RECORD EXTRACTS Start Marker
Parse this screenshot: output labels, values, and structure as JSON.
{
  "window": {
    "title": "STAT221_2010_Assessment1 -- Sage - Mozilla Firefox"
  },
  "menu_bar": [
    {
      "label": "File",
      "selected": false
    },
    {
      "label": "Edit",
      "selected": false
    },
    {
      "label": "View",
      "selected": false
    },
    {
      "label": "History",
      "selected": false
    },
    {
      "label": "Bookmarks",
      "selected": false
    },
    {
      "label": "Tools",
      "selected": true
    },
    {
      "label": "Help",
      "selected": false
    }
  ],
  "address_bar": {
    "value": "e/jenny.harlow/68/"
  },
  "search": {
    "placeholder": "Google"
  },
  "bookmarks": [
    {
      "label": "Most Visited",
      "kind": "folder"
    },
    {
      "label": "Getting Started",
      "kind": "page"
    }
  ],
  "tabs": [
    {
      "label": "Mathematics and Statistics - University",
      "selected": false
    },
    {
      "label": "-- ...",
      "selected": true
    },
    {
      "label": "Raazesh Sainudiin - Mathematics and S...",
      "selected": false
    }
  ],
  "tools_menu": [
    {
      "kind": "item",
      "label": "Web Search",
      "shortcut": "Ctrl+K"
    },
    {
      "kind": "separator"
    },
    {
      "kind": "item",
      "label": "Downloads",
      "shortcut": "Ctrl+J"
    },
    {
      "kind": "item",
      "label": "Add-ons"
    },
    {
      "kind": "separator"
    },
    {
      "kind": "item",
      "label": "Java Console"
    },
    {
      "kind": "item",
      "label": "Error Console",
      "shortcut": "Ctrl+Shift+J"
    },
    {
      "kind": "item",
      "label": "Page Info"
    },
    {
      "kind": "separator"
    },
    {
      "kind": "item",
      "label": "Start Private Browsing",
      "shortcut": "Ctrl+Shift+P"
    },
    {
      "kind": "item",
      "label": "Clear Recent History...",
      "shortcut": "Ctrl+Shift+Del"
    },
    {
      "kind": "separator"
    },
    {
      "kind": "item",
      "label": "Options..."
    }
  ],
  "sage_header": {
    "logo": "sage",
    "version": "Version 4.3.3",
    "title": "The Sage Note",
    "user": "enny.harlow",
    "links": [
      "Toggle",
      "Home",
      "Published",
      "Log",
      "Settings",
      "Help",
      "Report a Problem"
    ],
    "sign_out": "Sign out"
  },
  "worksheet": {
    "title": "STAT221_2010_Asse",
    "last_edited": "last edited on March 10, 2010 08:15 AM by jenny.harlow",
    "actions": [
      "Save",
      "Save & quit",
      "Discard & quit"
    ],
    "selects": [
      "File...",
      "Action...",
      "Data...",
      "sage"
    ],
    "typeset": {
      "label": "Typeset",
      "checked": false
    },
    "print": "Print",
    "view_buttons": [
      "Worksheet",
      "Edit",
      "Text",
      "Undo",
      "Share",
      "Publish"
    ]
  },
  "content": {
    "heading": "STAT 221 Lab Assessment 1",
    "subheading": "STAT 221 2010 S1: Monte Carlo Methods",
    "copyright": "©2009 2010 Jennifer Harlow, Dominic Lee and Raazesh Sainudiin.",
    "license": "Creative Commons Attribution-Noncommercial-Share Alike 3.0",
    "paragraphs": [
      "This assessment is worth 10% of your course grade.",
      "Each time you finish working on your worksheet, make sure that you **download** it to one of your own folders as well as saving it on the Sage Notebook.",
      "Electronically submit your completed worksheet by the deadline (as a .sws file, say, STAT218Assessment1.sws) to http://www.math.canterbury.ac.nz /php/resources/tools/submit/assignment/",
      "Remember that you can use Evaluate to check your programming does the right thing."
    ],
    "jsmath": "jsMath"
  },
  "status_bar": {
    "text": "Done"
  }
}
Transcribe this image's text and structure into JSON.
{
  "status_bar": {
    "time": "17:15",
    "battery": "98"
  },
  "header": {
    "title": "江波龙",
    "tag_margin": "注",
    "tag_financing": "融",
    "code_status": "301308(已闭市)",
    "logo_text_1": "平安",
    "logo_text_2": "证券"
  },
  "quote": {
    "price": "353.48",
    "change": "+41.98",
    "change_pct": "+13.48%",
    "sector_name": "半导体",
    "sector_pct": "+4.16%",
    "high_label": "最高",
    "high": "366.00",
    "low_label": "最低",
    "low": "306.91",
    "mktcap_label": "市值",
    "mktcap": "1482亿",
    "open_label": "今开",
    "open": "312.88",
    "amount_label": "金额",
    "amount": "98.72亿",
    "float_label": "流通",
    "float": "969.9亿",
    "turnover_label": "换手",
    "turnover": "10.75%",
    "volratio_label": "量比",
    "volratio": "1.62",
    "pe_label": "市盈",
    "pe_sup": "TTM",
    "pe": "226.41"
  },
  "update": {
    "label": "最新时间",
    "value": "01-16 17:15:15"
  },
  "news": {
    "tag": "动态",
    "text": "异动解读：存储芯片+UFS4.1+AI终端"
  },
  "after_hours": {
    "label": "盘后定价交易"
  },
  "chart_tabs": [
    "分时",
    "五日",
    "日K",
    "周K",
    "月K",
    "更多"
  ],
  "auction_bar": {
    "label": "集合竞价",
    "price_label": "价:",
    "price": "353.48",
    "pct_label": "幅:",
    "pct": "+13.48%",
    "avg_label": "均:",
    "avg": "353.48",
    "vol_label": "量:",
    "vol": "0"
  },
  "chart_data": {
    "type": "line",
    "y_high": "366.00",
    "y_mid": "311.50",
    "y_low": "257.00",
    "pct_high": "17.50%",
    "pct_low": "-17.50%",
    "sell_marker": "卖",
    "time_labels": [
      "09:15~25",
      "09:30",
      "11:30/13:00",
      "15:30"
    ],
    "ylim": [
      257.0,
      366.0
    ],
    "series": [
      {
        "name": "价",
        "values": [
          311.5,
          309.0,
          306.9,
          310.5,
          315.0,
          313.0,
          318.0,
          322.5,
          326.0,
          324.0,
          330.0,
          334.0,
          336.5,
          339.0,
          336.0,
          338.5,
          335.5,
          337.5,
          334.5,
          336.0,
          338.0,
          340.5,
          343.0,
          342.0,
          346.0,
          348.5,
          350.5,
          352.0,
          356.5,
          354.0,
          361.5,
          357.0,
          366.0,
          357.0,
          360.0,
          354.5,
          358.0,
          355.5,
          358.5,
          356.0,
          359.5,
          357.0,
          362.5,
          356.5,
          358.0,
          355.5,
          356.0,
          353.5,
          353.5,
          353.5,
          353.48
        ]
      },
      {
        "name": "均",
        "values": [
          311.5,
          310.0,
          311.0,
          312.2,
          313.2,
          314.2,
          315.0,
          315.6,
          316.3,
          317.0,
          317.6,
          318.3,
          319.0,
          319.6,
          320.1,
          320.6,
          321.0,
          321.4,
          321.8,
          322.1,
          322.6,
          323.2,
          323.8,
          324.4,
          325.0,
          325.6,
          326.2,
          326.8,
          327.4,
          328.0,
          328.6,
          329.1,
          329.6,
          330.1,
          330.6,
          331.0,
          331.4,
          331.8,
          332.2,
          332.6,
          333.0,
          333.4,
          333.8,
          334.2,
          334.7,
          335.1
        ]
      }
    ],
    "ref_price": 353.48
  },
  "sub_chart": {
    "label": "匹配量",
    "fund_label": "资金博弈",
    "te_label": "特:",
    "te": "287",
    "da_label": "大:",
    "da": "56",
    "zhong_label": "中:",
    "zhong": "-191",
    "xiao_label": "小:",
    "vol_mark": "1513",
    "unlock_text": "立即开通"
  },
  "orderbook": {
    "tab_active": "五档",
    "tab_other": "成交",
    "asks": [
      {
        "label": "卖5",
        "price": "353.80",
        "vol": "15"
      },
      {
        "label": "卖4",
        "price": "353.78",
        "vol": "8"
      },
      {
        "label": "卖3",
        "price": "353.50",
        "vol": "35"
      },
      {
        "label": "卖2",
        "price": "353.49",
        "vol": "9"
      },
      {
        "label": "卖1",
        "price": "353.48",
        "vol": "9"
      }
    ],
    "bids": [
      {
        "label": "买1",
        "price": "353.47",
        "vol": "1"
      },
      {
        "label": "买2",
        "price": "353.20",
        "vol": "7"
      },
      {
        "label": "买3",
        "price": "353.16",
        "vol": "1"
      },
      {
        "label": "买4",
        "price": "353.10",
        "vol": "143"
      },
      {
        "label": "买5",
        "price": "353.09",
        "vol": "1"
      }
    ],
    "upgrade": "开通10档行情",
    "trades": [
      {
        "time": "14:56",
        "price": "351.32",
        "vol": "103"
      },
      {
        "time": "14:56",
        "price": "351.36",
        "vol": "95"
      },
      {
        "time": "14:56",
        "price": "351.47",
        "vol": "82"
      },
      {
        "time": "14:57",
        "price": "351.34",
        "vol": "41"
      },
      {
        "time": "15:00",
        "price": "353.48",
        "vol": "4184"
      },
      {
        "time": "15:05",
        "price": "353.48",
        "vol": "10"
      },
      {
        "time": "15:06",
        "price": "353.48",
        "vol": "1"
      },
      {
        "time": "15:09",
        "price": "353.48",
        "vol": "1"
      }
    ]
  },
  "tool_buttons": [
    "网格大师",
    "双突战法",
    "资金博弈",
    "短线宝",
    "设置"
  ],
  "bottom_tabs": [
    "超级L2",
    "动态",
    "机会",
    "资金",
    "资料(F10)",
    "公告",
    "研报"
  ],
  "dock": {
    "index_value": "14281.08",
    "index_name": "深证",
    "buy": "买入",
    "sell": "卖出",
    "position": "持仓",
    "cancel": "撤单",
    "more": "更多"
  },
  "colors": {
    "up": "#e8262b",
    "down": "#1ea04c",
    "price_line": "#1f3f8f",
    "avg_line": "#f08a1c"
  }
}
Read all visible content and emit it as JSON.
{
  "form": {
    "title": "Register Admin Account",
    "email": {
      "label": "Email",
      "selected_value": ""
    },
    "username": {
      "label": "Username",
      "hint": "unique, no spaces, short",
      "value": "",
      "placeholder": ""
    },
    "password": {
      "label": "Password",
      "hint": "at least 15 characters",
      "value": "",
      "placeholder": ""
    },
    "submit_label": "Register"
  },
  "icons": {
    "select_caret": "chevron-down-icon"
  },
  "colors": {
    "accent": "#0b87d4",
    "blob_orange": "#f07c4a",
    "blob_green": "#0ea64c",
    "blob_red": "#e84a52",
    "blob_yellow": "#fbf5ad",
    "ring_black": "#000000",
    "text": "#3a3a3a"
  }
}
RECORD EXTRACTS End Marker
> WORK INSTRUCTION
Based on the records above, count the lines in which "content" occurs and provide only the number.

> ANSWER
2